* _Problem_:
Find the word "price" in the data, then copy each line where it is found.

(Website and app data records)
★ ★ ★ ★ ★

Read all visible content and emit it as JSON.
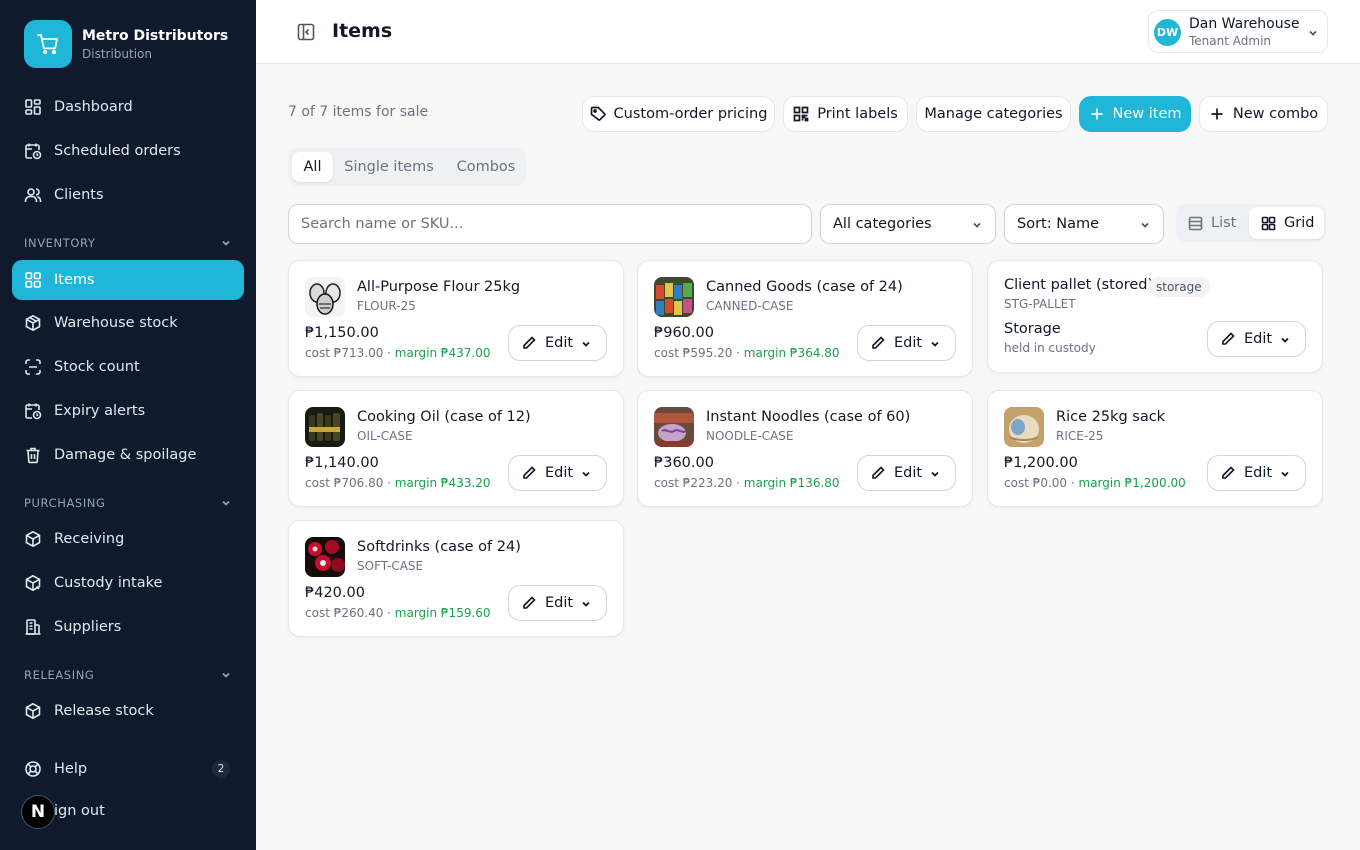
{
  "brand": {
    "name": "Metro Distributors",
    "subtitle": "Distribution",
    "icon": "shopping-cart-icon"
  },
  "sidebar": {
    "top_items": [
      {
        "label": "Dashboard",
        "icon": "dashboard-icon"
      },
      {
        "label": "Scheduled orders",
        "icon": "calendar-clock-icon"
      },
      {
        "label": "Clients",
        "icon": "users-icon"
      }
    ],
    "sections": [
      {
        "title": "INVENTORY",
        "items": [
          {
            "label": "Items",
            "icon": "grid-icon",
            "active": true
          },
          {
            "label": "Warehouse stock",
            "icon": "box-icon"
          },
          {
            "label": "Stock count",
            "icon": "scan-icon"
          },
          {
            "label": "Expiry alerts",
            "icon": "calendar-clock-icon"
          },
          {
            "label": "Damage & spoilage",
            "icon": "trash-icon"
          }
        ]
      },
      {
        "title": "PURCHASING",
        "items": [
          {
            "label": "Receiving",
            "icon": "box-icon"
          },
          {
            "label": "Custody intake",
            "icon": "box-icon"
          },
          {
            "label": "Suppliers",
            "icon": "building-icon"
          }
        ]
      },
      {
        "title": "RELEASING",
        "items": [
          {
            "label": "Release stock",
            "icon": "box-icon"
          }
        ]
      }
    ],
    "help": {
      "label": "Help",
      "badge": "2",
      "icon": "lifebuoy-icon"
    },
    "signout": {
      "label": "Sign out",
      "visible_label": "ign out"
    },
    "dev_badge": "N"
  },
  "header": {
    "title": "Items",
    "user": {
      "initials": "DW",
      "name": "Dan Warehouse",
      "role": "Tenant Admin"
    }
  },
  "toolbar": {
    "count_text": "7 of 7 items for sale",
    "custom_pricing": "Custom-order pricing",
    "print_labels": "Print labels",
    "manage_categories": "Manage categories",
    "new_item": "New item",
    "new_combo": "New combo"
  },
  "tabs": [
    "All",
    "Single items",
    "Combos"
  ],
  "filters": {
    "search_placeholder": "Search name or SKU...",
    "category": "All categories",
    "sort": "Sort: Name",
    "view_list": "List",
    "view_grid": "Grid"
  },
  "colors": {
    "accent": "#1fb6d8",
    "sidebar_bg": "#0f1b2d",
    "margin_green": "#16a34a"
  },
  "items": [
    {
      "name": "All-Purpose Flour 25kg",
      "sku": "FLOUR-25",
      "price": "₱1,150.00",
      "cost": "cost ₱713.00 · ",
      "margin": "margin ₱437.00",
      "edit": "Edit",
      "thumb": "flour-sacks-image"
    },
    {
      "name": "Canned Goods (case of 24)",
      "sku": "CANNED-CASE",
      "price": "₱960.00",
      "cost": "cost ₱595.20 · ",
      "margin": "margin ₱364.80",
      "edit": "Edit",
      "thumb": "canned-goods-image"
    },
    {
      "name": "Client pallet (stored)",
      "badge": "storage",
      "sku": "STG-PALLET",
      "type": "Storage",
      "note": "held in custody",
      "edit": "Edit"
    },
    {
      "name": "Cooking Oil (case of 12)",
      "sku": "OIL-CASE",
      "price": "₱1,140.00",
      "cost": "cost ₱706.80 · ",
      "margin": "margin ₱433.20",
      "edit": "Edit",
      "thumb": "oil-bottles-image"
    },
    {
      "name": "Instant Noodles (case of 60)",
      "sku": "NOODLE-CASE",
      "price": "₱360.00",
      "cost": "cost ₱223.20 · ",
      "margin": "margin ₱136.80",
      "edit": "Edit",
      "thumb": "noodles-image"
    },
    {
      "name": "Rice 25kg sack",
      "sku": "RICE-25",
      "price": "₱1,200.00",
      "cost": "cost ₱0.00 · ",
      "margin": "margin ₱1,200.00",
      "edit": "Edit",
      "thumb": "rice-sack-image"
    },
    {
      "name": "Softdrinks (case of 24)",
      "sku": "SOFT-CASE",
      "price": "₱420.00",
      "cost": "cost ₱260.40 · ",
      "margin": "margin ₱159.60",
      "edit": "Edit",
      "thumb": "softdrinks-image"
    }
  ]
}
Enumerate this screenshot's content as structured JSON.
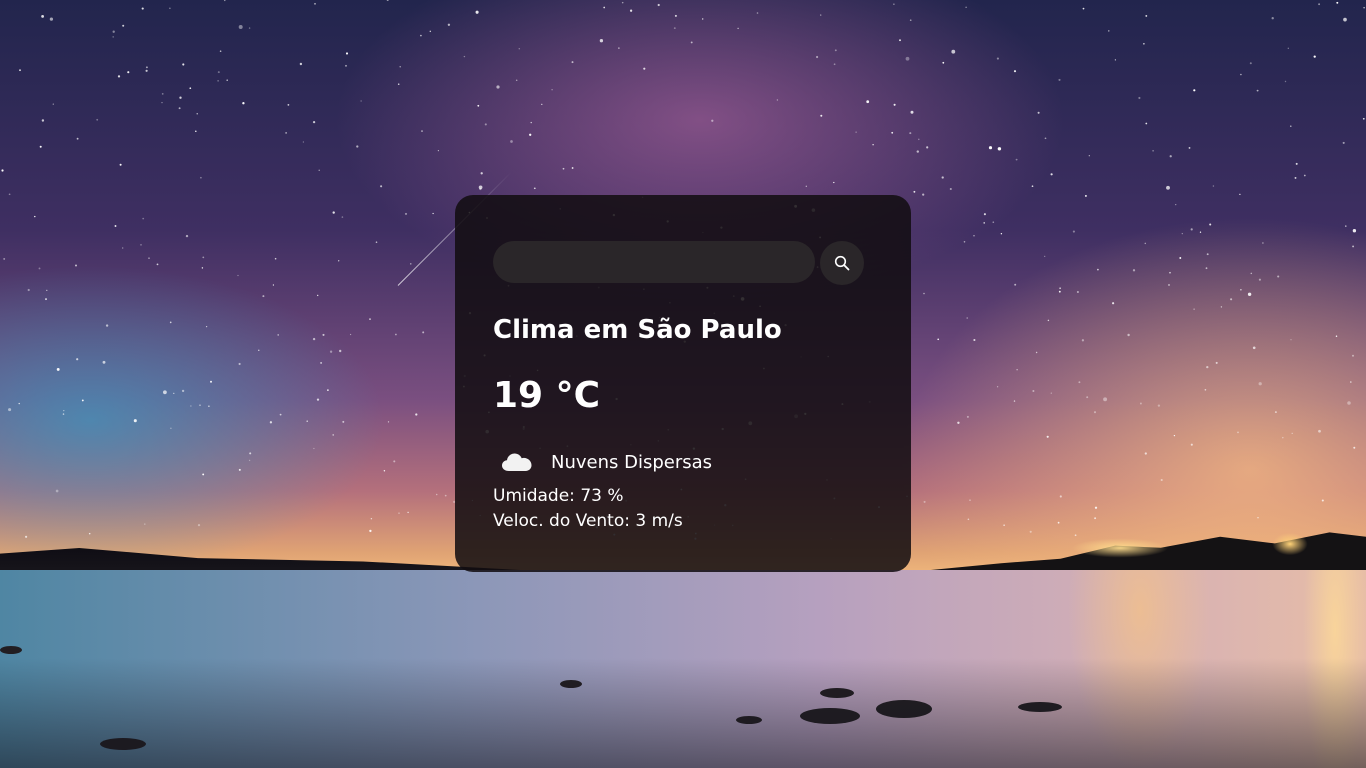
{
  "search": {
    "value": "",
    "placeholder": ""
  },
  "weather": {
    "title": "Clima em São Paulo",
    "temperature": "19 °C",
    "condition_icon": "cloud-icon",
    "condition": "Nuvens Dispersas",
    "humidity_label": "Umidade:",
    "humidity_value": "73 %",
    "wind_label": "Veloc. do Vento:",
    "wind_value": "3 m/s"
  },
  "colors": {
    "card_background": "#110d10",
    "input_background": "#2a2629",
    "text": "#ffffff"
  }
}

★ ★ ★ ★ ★

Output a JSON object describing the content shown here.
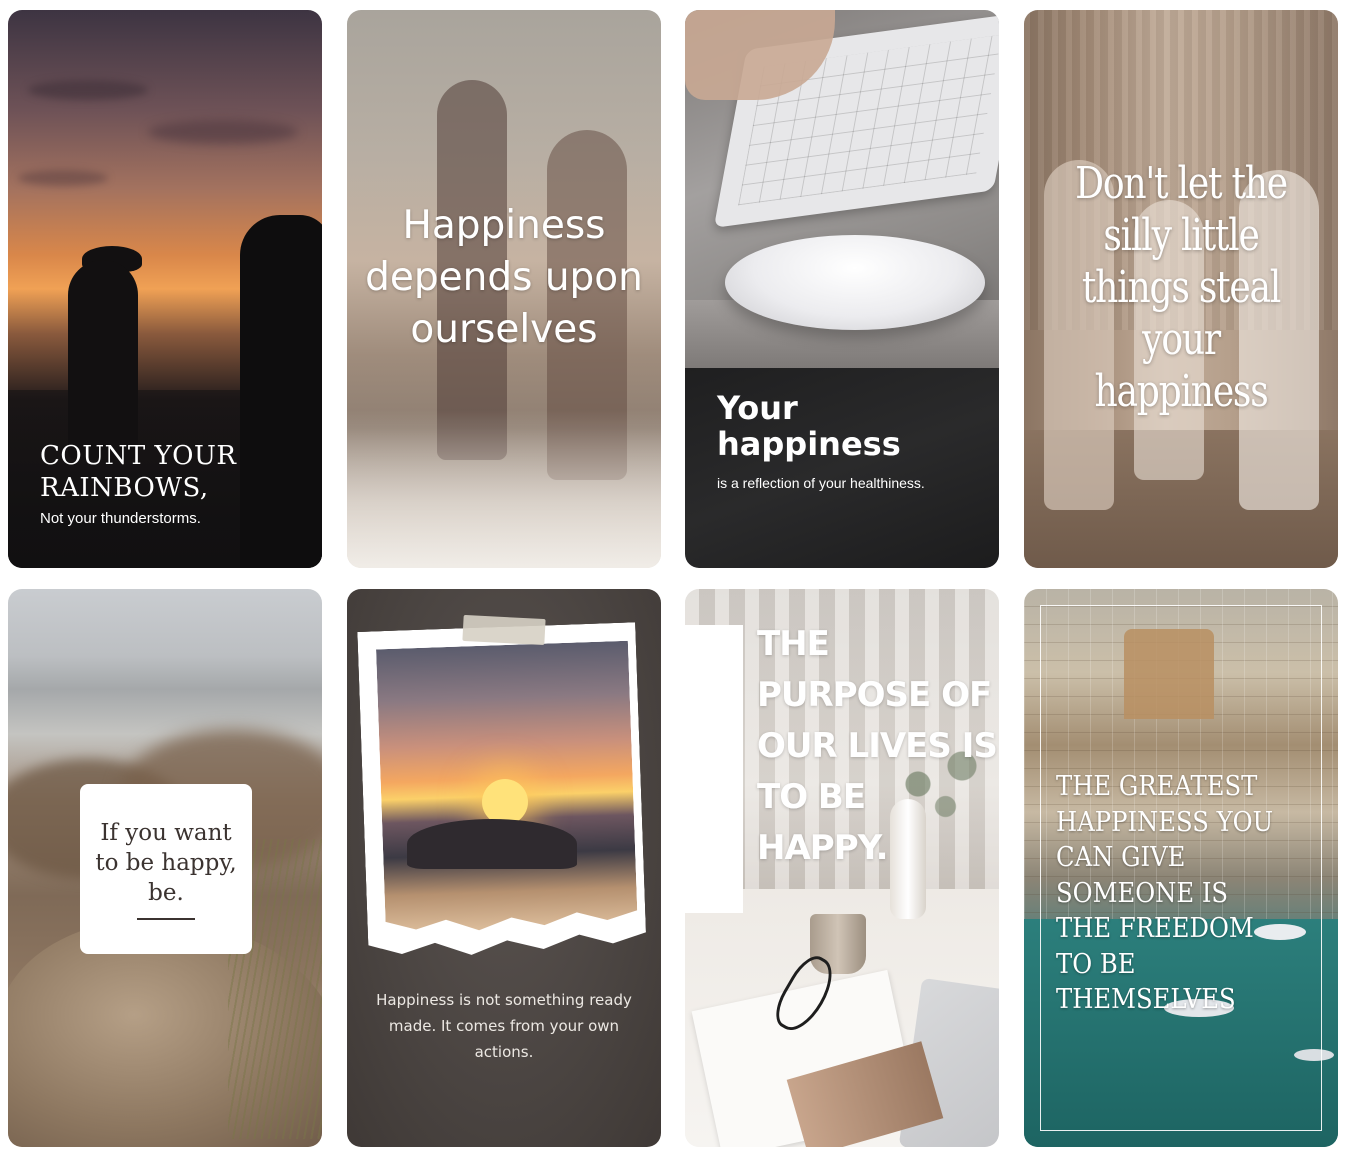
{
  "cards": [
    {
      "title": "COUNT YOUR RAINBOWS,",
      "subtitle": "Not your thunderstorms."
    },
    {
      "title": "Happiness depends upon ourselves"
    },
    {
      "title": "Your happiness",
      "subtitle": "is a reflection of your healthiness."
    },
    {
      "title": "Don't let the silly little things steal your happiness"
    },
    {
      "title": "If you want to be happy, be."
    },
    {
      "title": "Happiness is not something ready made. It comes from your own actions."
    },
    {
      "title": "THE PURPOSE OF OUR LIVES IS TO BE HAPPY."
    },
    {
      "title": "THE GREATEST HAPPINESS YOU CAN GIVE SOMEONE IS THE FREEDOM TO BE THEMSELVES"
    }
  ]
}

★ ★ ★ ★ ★

* _Solution_:
      "price": "₱1,150.00",
      "price": "₱960.00",
      "price": "₱1,140.00",
      "price": "₱360.00",
      "price": "₱1,200.00",
      "price": "₱420.00",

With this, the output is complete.